## TASK TO CARRY OUT
After reading the entries below, report how many lines have the string "value" in them, giving the number alone.

App and web page records

++++++++++

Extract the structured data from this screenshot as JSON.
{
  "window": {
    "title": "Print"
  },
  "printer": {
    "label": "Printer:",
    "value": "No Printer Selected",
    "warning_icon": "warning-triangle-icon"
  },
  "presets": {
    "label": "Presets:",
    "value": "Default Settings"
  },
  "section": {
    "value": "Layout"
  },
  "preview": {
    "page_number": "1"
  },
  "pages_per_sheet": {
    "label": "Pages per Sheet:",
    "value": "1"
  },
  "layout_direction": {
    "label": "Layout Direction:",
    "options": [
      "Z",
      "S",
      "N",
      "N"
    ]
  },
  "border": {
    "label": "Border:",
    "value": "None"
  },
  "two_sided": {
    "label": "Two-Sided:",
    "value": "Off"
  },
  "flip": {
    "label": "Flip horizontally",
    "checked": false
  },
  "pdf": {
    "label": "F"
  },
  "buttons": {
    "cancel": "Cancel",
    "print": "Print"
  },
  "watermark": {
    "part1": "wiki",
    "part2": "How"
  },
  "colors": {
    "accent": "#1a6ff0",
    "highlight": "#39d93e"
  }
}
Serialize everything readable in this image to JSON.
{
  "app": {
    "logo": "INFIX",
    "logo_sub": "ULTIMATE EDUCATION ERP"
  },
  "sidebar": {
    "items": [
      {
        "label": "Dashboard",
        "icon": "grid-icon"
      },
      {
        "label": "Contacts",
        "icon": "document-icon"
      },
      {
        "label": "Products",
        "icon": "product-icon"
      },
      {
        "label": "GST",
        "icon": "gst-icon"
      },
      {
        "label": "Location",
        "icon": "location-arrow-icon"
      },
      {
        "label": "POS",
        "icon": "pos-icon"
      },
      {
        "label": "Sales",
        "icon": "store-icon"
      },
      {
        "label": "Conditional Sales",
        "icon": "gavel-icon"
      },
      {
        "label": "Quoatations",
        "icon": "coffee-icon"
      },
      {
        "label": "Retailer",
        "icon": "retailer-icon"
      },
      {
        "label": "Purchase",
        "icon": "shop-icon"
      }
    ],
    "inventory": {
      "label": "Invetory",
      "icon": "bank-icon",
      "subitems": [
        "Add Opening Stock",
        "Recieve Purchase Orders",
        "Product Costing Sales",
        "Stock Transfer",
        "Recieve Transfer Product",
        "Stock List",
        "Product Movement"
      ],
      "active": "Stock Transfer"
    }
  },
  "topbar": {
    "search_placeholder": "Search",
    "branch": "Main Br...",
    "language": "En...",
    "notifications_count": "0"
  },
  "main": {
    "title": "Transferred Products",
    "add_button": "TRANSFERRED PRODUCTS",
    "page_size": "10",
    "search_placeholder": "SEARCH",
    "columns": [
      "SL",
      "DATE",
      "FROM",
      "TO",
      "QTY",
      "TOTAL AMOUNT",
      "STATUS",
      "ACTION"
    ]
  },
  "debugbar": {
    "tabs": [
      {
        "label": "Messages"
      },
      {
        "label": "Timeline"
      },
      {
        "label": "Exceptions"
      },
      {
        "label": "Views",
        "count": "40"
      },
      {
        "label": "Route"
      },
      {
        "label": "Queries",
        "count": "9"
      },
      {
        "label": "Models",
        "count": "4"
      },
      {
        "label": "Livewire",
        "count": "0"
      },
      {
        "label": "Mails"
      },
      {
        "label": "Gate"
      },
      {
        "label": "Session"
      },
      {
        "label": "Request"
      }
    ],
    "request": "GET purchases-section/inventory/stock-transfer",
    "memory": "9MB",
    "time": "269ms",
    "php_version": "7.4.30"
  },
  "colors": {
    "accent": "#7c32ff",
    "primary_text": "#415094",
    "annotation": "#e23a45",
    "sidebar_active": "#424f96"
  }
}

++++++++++

## SOLUTION
6